▸ PROBLEM STATEMENT
Before you return the lines below, strip out any images and keep every word as written.

▸ DATASET RECORDS
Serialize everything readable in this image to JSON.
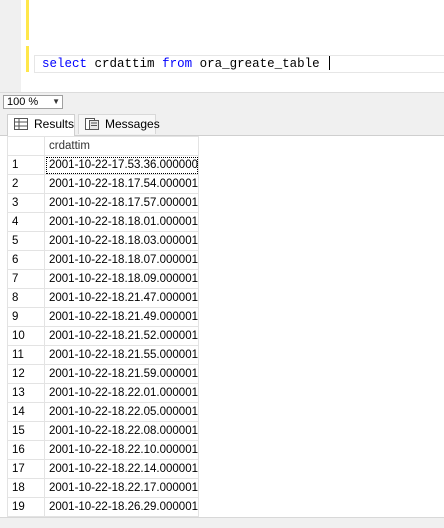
{
  "editor": {
    "query": {
      "select_kw": "select",
      "column": "crdattim",
      "from_kw": "from",
      "table": "ora_greate_table"
    }
  },
  "zoom": {
    "value": "100 %"
  },
  "tabs": [
    {
      "label": "Results"
    },
    {
      "label": "Messages"
    }
  ],
  "grid": {
    "header": "crdattim",
    "rows": [
      {
        "n": "1",
        "v": "2001-10-22-17.53.36.000000"
      },
      {
        "n": "2",
        "v": "2001-10-22-18.17.54.000001"
      },
      {
        "n": "3",
        "v": "2001-10-22-18.17.57.000001"
      },
      {
        "n": "4",
        "v": "2001-10-22-18.18.01.000001"
      },
      {
        "n": "5",
        "v": "2001-10-22-18.18.03.000001"
      },
      {
        "n": "6",
        "v": "2001-10-22-18.18.07.000001"
      },
      {
        "n": "7",
        "v": "2001-10-22-18.18.09.000001"
      },
      {
        "n": "8",
        "v": "2001-10-22-18.21.47.000001"
      },
      {
        "n": "9",
        "v": "2001-10-22-18.21.49.000001"
      },
      {
        "n": "10",
        "v": "2001-10-22-18.21.52.000001"
      },
      {
        "n": "11",
        "v": "2001-10-22-18.21.55.000001"
      },
      {
        "n": "12",
        "v": "2001-10-22-18.21.59.000001"
      },
      {
        "n": "13",
        "v": "2001-10-22-18.22.01.000001"
      },
      {
        "n": "14",
        "v": "2001-10-22-18.22.05.000001"
      },
      {
        "n": "15",
        "v": "2001-10-22-18.22.08.000001"
      },
      {
        "n": "16",
        "v": "2001-10-22-18.22.10.000001"
      },
      {
        "n": "17",
        "v": "2001-10-22-18.22.14.000001"
      },
      {
        "n": "18",
        "v": "2001-10-22-18.22.17.000001"
      },
      {
        "n": "19",
        "v": "2001-10-22-18.26.29.000001"
      }
    ]
  },
  "colors": {
    "keyword": "#0000ff",
    "change_bar": "#ffe74a"
  }
}
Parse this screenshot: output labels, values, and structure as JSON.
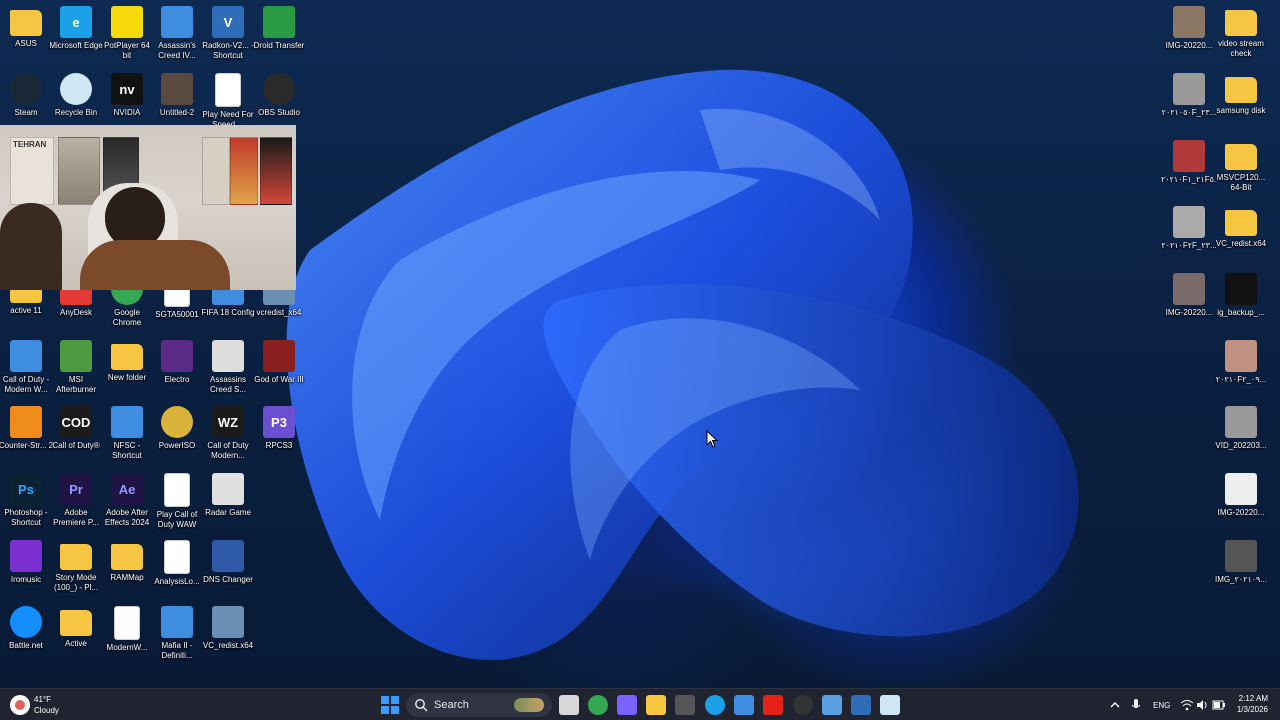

▸ RESPONSE AREA
Serialize everything readable in this image to JSON.
{
  "editor": {
    "query": {
      "select_kw": "select",
      "column": "crdattim",
      "from_kw": "from",
      "table": "ora_greate_table"
    }
  },
  "zoom": {
    "value": "100 %"
  },
  "tabs": [
    {
      "label": "Results"
    },
    {
      "label": "Messages"
    }
  ],
  "grid": {
    "header": "crdattim",
    "rows": [
      {
        "n": "1",
        "v": "2001-10-22-17.53.36.000000"
      },
      {
        "n": "2",
        "v": "2001-10-22-18.17.54.000001"
      },
      {
        "n": "3",
        "v": "2001-10-22-18.17.57.000001"
      },
      {
        "n": "4",
        "v": "2001-10-22-18.18.01.000001"
      },
      {
        "n": "5",
        "v": "2001-10-22-18.18.03.000001"
      },
      {
        "n": "6",
        "v": "2001-10-22-18.18.07.000001"
      },
      {
        "n": "7",
        "v": "2001-10-22-18.18.09.000001"
      },
      {
        "n": "8",
        "v": "2001-10-22-18.21.47.000001"
      },
      {
        "n": "9",
        "v": "2001-10-22-18.21.49.000001"
      },
      {
        "n": "10",
        "v": "2001-10-22-18.21.52.000001"
      },
      {
        "n": "11",
        "v": "2001-10-22-18.21.55.000001"
      },
      {
        "n": "12",
        "v": "2001-10-22-18.21.59.000001"
      },
      {
        "n": "13",
        "v": "2001-10-22-18.22.01.000001"
      },
      {
        "n": "14",
        "v": "2001-10-22-18.22.05.000001"
      },
      {
        "n": "15",
        "v": "2001-10-22-18.22.08.000001"
      },
      {
        "n": "16",
        "v": "2001-10-22-18.22.10.000001"
      },
      {
        "n": "17",
        "v": "2001-10-22-18.22.14.000001"
      },
      {
        "n": "18",
        "v": "2001-10-22-18.22.17.000001"
      },
      {
        "n": "19",
        "v": "2001-10-22-18.26.29.000001"
      }
    ]
  },
  "colors": {
    "keyword": "#0000ff",
    "change_bar": "#ffe74a"
  }
}
Parse this screenshot: output labels, values, and structure as JSON.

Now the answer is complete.